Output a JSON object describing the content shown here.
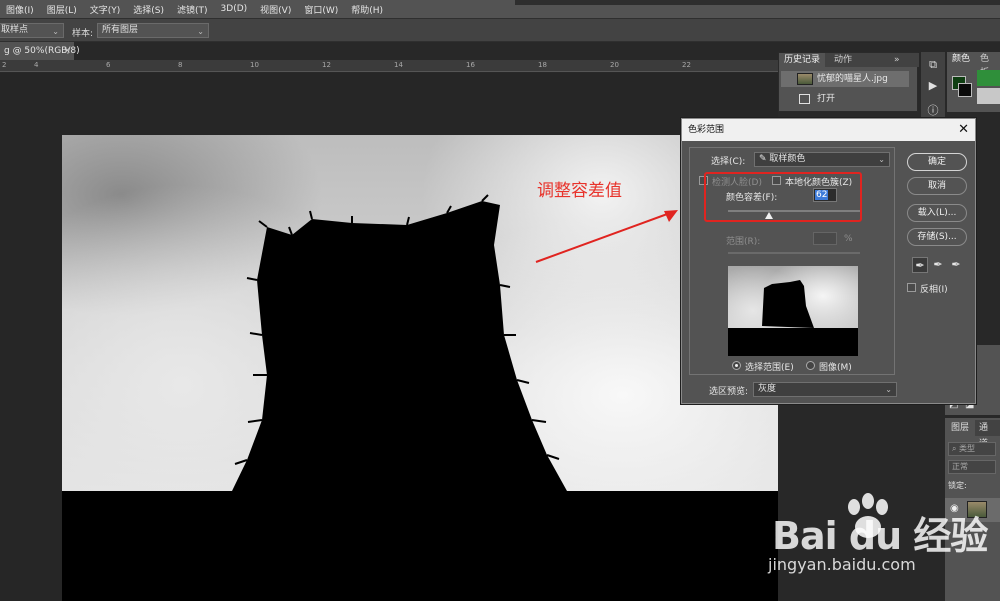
{
  "menubar": {
    "items": [
      "图像(I)",
      "图层(L)",
      "文字(Y)",
      "选择(S)",
      "滤镜(T)",
      "3D(D)",
      "视图(V)",
      "窗口(W)",
      "帮助(H)"
    ]
  },
  "options": {
    "sample_size_value": "取样点",
    "sample_label": "样本:",
    "sample_value": "所有图层"
  },
  "document": {
    "tab_label": "g @ 50%(RGB/8)",
    "close_glyph": "×",
    "ruler_ticks": [
      "2",
      "4",
      "6",
      "8",
      "10",
      "12",
      "14",
      "16",
      "18",
      "20",
      "22"
    ]
  },
  "history_panel": {
    "tab_history": "历史记录",
    "tab_actions": "动作",
    "expand_glyph": "»",
    "items": [
      {
        "label": "忧郁的喵星人.jpg"
      },
      {
        "label": "打开"
      }
    ]
  },
  "color_panel": {
    "tab_color": "颜色",
    "tab_swatches": "色板",
    "foreground_color": "#0f3e12",
    "background_color": "#0a0a0a",
    "swatch_colors": [
      "#2f8f3a",
      "#1f5fbf",
      "#d03030",
      "#c8c8c8"
    ]
  },
  "layers_panel": {
    "tab_layers": "图层",
    "tab_channels": "通道",
    "filter_placeholder": "类型",
    "blend_mode": "正常",
    "lock_label": "锁定:"
  },
  "dialog": {
    "title": "色彩范围",
    "close_glyph": "✕",
    "select_label": "选择(C):",
    "select_value": "取样颜色",
    "detect_faces_label": "检测人脸(D)",
    "localized_label": "本地化颜色簇(Z)",
    "fuzziness_label": "颜色容差(F):",
    "fuzziness_value": "62",
    "range_label": "范围(R):",
    "range_unit": "%",
    "radio_selection": "选择范围(E)",
    "radio_image": "图像(M)",
    "preview_label": "选区预览:",
    "preview_value": "灰度",
    "buttons": {
      "ok": "确定",
      "cancel": "取消",
      "load": "载入(L)...",
      "save": "存储(S)..."
    },
    "invert_label": "反相(I)",
    "fuzziness_fraction": 0.31
  },
  "annotation": {
    "text": "调整容差值",
    "color": "#e8332b"
  },
  "watermark": {
    "brand": "Bai du 经验",
    "url": "jingyan.baidu.com"
  }
}
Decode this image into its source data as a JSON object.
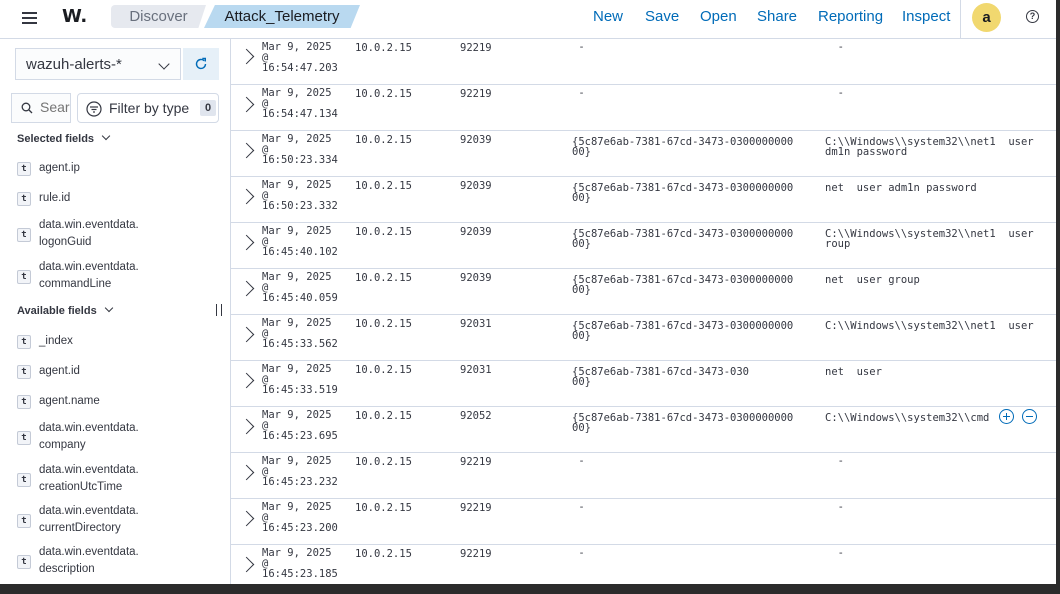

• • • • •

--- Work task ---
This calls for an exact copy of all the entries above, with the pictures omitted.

--- Output of the exercise ---
Output a JSON object describing the content shown here.
{
  "menubar": {
    "items": [
      "图像(I)",
      "图层(L)",
      "文字(Y)",
      "选择(S)",
      "滤镜(T)",
      "3D(D)",
      "视图(V)",
      "窗口(W)",
      "帮助(H)"
    ]
  },
  "options": {
    "sample_size_value": "取样点",
    "sample_label": "样本:",
    "sample_value": "所有图层"
  },
  "document": {
    "tab_label": "g @ 50%(RGB/8)",
    "close_glyph": "×",
    "ruler_ticks": [
      "2",
      "4",
      "6",
      "8",
      "10",
      "12",
      "14",
      "16",
      "18",
      "20",
      "22"
    ]
  },
  "history_panel": {
    "tab_history": "历史记录",
    "tab_actions": "动作",
    "expand_glyph": "»",
    "items": [
      {
        "label": "忧郁的喵星人.jpg"
      },
      {
        "label": "打开"
      }
    ]
  },
  "color_panel": {
    "tab_color": "颜色",
    "tab_swatches": "色板",
    "foreground_color": "#0f3e12",
    "background_color": "#0a0a0a",
    "swatch_colors": [
      "#2f8f3a",
      "#1f5fbf",
      "#d03030",
      "#c8c8c8"
    ]
  },
  "layers_panel": {
    "tab_layers": "图层",
    "tab_channels": "通道",
    "filter_placeholder": "类型",
    "blend_mode": "正常",
    "lock_label": "锁定:"
  },
  "dialog": {
    "title": "色彩范围",
    "close_glyph": "✕",
    "select_label": "选择(C):",
    "select_value": "取样颜色",
    "detect_faces_label": "检测人脸(D)",
    "localized_label": "本地化颜色簇(Z)",
    "fuzziness_label": "颜色容差(F):",
    "fuzziness_value": "62",
    "range_label": "范围(R):",
    "range_unit": "%",
    "radio_selection": "选择范围(E)",
    "radio_image": "图像(M)",
    "preview_label": "选区预览:",
    "preview_value": "灰度",
    "buttons": {
      "ok": "确定",
      "cancel": "取消",
      "load": "载入(L)...",
      "save": "存储(S)..."
    },
    "invert_label": "反相(I)",
    "fuzziness_fraction": 0.31
  },
  "annotation": {
    "text": "调整容差值",
    "color": "#e8332b"
  },
  "watermark": {
    "brand": "Bai du 经验",
    "url": "jingyan.baidu.com"
  }
}
Decode this image into its source data as a JSON object.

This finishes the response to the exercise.